12. The CIJ reminds the State of Honduras that it is part of the Statute of Rome that created the International Court and the Interamerican Convention on Human Rights; as well, that it accepted as Party State of the said convention the expertise of the Interamerican Commission and the Interamerican Court of Human Rights. In the face of the situation of impunity that exists in the country, the CIJ has found that the victims of these grave violations have been obliged to resort to international jurisprudence, which could affect even more the credibility of the policy institutions of the State of Honduras; in this context of impunity, the CIJ considers necessary the installation of an International Commission against Impunity and an office of the High Commission of the UN for Human Rights with a mandate to observe the situation of respect for human rights in Honduras.

13. The CIJ has found that there exists a determination among the organizations and persons interviewed to achieve the restitution of constitutional order, the independence of justices, magistrates, and judicial officers and access to justice. Nevertheless, there still remains a long way to go and it is necessary that the institutions of the State give concrete evidence of political will to make the required structural changes. The naming of the Secretary of State of Human Rights is a good signal, but it should be accompanied by the assignment of a budget for this officer.

14. Without prejudice to all the preceding, the CIJ recognizes that in conversations with the President of the National Congress and with deputies of the said congress, it was informed of legislative initiatives that could in the future introduce some positive changes in respect to the present situation. For example, the Constitutional Reform scheduled for January of the coming year, with the goal of removing and separating the administrative functions of the Supreme Court of Justice to entrust them in a Judiciary Council, as well as the approval of a law for the regulation of this council. Nonetheless, the CIJ wishes to call attention to the so-called "Law against the Financing of Terrorism" because although it has positive aspects that could assist in the fight against organized crime and drug-trafficking, it will create legal uncertainty for NGOs. The CIJ will deepen the study of this law with the goal of transmitting to the Executive Body, to the National Congress, and to civil society its observations.

15. Finally, equally a motive of extreme worry for the CIJ is the information received about the possible influence and private interests of illegal groups, clandestine security forces, organized crime and drug trafficking in specific regions of the country, which act with total impunity.

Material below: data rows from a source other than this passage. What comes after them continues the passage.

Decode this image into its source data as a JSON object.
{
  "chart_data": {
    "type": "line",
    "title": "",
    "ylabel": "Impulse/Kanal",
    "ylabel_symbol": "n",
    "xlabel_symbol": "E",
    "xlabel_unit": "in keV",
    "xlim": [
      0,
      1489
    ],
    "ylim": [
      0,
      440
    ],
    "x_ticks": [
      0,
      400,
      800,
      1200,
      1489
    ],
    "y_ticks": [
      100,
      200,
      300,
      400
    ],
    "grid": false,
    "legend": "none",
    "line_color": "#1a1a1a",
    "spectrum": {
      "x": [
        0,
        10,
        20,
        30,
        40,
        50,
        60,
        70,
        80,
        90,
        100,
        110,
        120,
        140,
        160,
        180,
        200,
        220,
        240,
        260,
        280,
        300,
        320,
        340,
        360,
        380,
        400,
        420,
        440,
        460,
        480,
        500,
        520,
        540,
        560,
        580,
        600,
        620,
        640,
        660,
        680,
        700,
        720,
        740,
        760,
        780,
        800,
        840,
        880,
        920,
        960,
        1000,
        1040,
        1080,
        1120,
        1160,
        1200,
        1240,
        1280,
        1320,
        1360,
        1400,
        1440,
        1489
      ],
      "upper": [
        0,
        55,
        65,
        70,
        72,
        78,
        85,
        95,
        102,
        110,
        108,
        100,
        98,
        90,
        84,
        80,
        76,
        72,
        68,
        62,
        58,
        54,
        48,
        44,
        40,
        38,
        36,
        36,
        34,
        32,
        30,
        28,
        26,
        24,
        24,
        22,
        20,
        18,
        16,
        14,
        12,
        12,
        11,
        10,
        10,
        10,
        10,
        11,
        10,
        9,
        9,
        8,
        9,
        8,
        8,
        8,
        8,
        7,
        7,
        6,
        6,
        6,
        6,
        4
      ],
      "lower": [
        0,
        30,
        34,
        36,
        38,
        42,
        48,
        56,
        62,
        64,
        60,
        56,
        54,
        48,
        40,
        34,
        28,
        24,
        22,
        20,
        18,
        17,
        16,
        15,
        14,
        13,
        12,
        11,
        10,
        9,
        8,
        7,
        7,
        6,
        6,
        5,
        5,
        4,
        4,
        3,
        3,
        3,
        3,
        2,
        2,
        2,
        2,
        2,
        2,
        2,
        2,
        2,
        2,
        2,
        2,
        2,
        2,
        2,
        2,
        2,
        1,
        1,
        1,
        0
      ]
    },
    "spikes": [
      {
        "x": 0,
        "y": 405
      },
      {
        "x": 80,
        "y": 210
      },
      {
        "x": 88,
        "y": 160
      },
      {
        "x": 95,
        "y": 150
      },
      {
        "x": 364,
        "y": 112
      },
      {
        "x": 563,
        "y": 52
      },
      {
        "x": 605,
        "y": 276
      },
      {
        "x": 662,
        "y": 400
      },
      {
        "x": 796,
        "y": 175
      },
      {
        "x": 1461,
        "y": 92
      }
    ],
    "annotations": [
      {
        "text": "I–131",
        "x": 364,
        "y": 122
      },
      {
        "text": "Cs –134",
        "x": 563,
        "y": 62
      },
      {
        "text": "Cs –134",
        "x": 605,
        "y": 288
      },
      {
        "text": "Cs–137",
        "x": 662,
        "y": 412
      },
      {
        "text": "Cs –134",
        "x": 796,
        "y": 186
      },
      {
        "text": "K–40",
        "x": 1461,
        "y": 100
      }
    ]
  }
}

The CIJ considers that all the aforementioned acquires greater relevance on offering these conclusions the day of the celebration of the anniversary of the Universal Declaration of Human Rights. The CIJ appreciates the hospitality of the Honduran people and wishes to announce that it will continue with the observation of the situation of judicial independence in Honduras and for that purpose it will carry out an international seminar in February 2011 and a second high level mission in March of 2011.

Tegucigalpa, 10 of December of 2010
International Day of Human Rights.